At the end of this module, you will be able to:
- Describe the makeup of black liquor
- List the reasons for washing cooked pulp
- Identify and describe the primary process flows
- Describe the importance of countercurrent washing
- Identify and describe the components of a vacuum drum washer
- Describe the principles of a vacuum drum washer operation
- Identify and describe the components of an atmospheric diffuser
- Describe the principles of an atmospheric diffuser operation
- Identify the key process variables that effect washing
- Describe some of the safety hazards working around washing equipment
- Explain the relationship between brown stock washing and overall mill operating costs
The following key questions are answered in this module:
Why is it important to remove black liquor from pulp after cooking?
There are two reasons. 1) Cooked pulp could not be made into paper without removing the black liquor, and 2), the inorganic chemicals in the black liquor can be reused once they are separated.
What is the principle behind countercurrent washing?
Countercurrent washing takes advantage of the fact the very dirty pulp can be washed with somewhat dirty liquor. This allows wash liquor to be reused multiple times.
What is the source of vacuum for most vacuum drum washers?

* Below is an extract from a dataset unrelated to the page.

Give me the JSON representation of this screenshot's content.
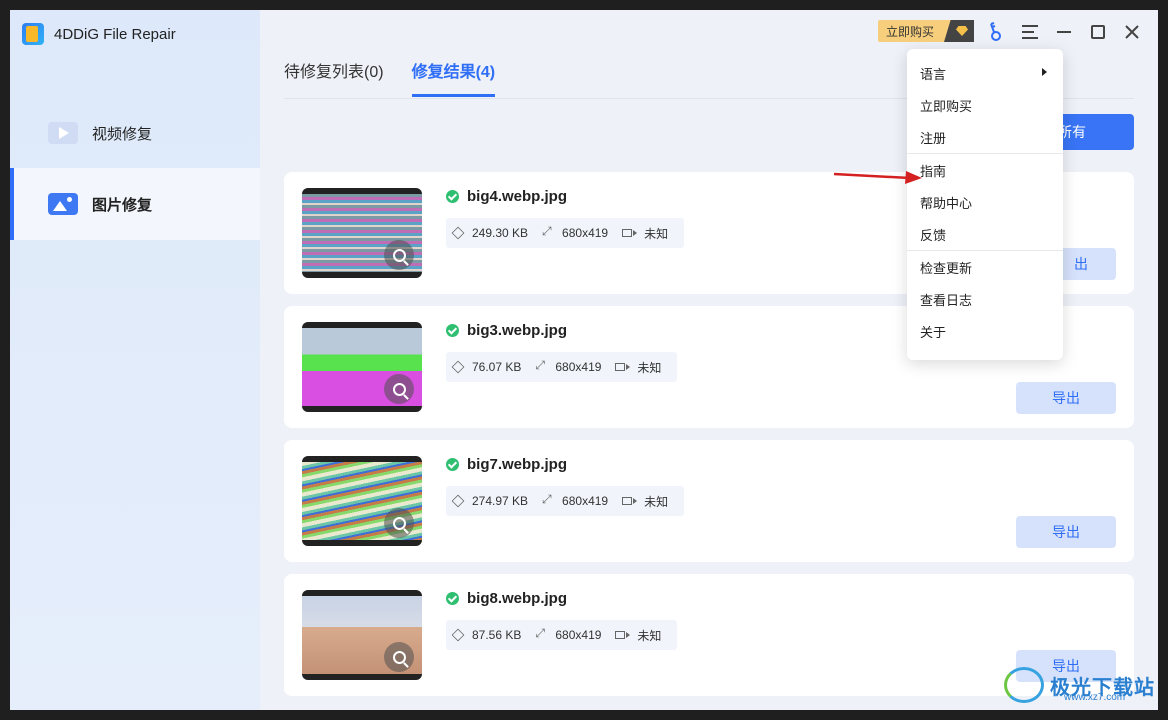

The vacuum in most drum washers is derived from gravity pulling the filtrate removed from washer down a dropleg.
What are some of the factors which affect the performance of a drum washer?
Some of the factors which affect washer performance are shower and stock temperature, shower flow and distribution, drum speed and vat consistency.
What are three different configurations of brown stock washers?
Washer types include drum, belt, and diffusion washers.
Below is a transcript of the video sample provided for this module:
The most common brown stock washing system uses a series of vacuum drum washers. The primary element of a vacuum drum washer is a large compartmentalized cylinder or drum, which has its outer surface covered with a fine mesh. This drum is partially submerged in a vat filled with diluted pulp. As the drum slowly turns through the pulp suspension in the vat, a partial vacuum within the drum causes a mat of fiber to form on the surface as liquor is pulled into the drum. Once out of the vat, liquor continues to be pulled from the mat.
Use the additional resources and links below to learn more about this topic: